who are you ?

photo by Rodney Smith

“Self-knowledge leads to wonder, and wonder to curiosity and investigation, so that nothing interests people more than people, even if only one’s own person. Every intelligent individual wants to know what makes him tick, and yet is fascinated and frustrated by the fact that oneself is the most difficult of all things to know.

The people we are tempted to call clods and boors are just those who seem to find nothing fascinating in being human; their humanity is incomplete, for it has never astonished them. There is also something incomplete about those who find nothing fascinating in being. You may say that this is a philosopher’s professional prejudice - that people are defective who lack a sense of the metaphysical. But anyone who thinks at all must be a philosopher - a good one or a bad one - because it is impossible to think without premises, without basic (and in this sense, metaphysical) assumptions about what is sensible, what is the good life, what is beauty, and what is pleasure. To hold such assumptions, consciously or unconsciously, is to philosophize.

I find it almost impossible to imagine a sensitive human being bereft of metaphysical wonder; a person who does not have that marvelous urge to ask a question that cannot be formulated.”

~by Alan Watts
from The Book on The Taboo Against Knowing Who You Are



J Cosmo Newbery said...

The difference is in the depth.

But if you really want to have 'questions that cannot be formulated', spend an afternoon with a young child.

red dirt girl said...
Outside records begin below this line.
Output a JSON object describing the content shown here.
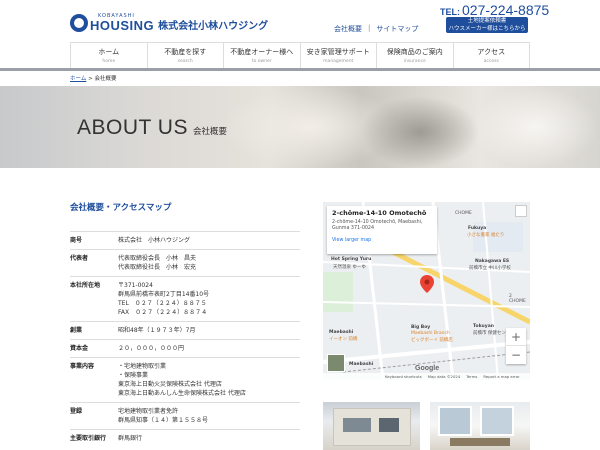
{
  "header": {
    "logo_small": "KOBAYASHI",
    "logo_en": "HOUSING",
    "logo_jp": "株式会社小林ハウジング",
    "links": [
      "会社概要",
      "サイトマップ"
    ],
    "phone_label": "TEL:",
    "phone": "027-224-8875",
    "banner_line1": "土地提案依頼書",
    "banner_line2": "ハウスメーカー様はこちらから"
  },
  "nav": [
    {
      "label": "ホーム",
      "sub": "home"
    },
    {
      "label": "不動産を探す",
      "sub": "search"
    },
    {
      "label": "不動産オーナー様へ",
      "sub": "to owner"
    },
    {
      "label": "安き家管理サポート",
      "sub": "management"
    },
    {
      "label": "保険商品のご案内",
      "sub": "insurance"
    },
    {
      "label": "アクセス",
      "sub": "access"
    }
  ],
  "breadcrumb": {
    "home": "ホーム",
    "sep": ">",
    "current": "会社概要"
  },
  "hero": {
    "title_en": "ABOUT US",
    "title_jp": "会社概要"
  },
  "section": {
    "title": "会社概要・アクセスマップ"
  },
  "company": [
    {
      "label": "商号",
      "lines": [
        "株式会社　小林ハウジング"
      ]
    },
    {
      "label": "代表者",
      "lines": [
        "代表取締役会長　小林　昌夫",
        "代表取締役社長　小林　宏充"
      ]
    },
    {
      "label": "本社所在地",
      "lines": [
        "〒371-0024",
        "群馬県前橋市表町2丁目14番10号",
        "TEL　０２７（２２４）８８７５",
        "FAX　０２７（２２４）８８７４"
      ]
    },
    {
      "label": "創業",
      "lines": [
        "昭和48年（１９７３年）7月"
      ]
    },
    {
      "label": "資本金",
      "lines": [
        "２０，０００，０００円"
      ]
    },
    {
      "label": "事業内容",
      "lines": [
        "・宅地建物取引業",
        "・保険事業",
        "東京海上日動火災保険株式会社 代理店",
        "東京海上日動あんしん生命保険株式会社 代理店"
      ]
    },
    {
      "label": "登録",
      "lines": [
        "宅地建物取引業者免許",
        "群馬県知事（１４）第１５５８号"
      ]
    },
    {
      "label": "主要取引銀行",
      "lines": [
        "群馬銀行"
      ]
    }
  ],
  "map": {
    "card_title": "2-chōme-14-10 Omotechō",
    "card_addr1": "2-chōme-14-10 Omotechō, Maebashi,",
    "card_addr2": "Gunma 371-0024",
    "card_link": "View larger map",
    "labels": [
      "CHOME",
      "Fukuya",
      "小さな書家 福たり",
      "Nakagawa ES",
      "前橋市立 中川小学校",
      "Hot Spring Yuru",
      "天然温泉 ゆーゆ",
      "2 CHOME",
      "Maebashi",
      "イーオン 前橋",
      "Big Boy",
      "Maebashi Branch",
      "ビッグボーイ 前橋店",
      "Tokuyan",
      "前橋市 保健センター",
      "Maebashi"
    ],
    "zoom_in": "+",
    "zoom_out": "−",
    "google": "Google",
    "footer": [
      "Keyboard shortcuts",
      "Map data ©2024",
      "Terms",
      "Report a map error"
    ]
  },
  "colors": {
    "brand": "#1f4e9c",
    "nav_bar": "#9aa0a6",
    "map_pin": "#ea4335"
  }
}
Hahahahaaa .... You are so right, Cosmo. Actually, they don't have to be too young. My 12 year old can sit and pepper me with questions for HOURS!

And while I like the intent of this quote, I don't necessarily agree with its opening statement. I think 'wonder' leads to curiosity which leads to investigation which leads to self-knowledge and not the other way 'round.

Most of all I appreciate the thought that a person's basic assumptions about life and how to live it are their own 'metaphysical philosophy' ...


goatman said...

Now you have caused me to dig out my yellowdusty dog-grabbed falling-out pages with scents of long ago copy of "Cloud-Hidden Whereabouts Unknown" by Watts wherein he roams the hilly climes above Sausalito looking for enlightenment in the fog and if not actually finding it, at least talking alot about the possibility.
I seem to have marked: "For the more sensitive he is, the more he finds the very act of living in conflict with his moral conscience. Upon reflection a universe so arranged that there is no way of living except by destroying other lives seems to be a hideous mistake, not a divine but a devilish creation."

Its the thinking about thinking that does us in, else we just live for the moment --like my dog.

red dirt girl said...

Oh that's so interesting, goatman. Especially because psychotherapy has turned the corner and now advocates that to be happy, we all need to live in the moment rather than dredge up the past etc. etc. So perhaps Bear has the right idea - yes?

I do like that quote!! Much to consider in those words....hmmmm.

Now I'm thinking about thinking and this reminds me of something I read last night in a magazine. Oh yes, it's here in a short essay: How to Spend Time Alone

"There is privately alone, and then there is publicly alone. To be privately alone can be difficult, because wherever we go, there we are, yammering away at ourselves. 'Unless a person has a lot of psychological tools at her disposal, the mind is not a pleasant place to inhabit,' says Germer. 'We have evolved for survival, not happiness, and thus we have a natural tendency to focus on the negative.' When the brain is at rest, he adds, it tends to get busy revealing problems from the past and anticipating problems to come. Once we scanned for predators and poisons; now we fret over the unemployment stats and what our mother-in-law had the nerve to say at dinner.

Germer recommends mindfulness, a practice that sounds esoteric but simply means focusing on what's around you instead of the chatter in your head. When we pay attentions to our senses, he says, we can appreciate the color, the texture and the fragrance of a velvety red rose without thinking Roses. Valentine's Day. Why doesn't anyone send me flowers? Because I'm fundamentally unlovable, that's why!'

I have no idea who Germer is that is being quoted. When I think valentine's flowers, I think "My boyfriend doesn't like to give me things that are already in the process of dying. He'd rather give me a tree to plant than a bouquet of dying flowers. Which then leads me to: Well, actually, my boyfriend lives very far away from me so I won't be getting a plant. And he thinks Valentine's Day is rather silly. He loves me every day. But wait, my traitorous mind says, he's not with you, so yes, you are fundamentally fucked up and destined to live your life all alone.

So much for musing on roses!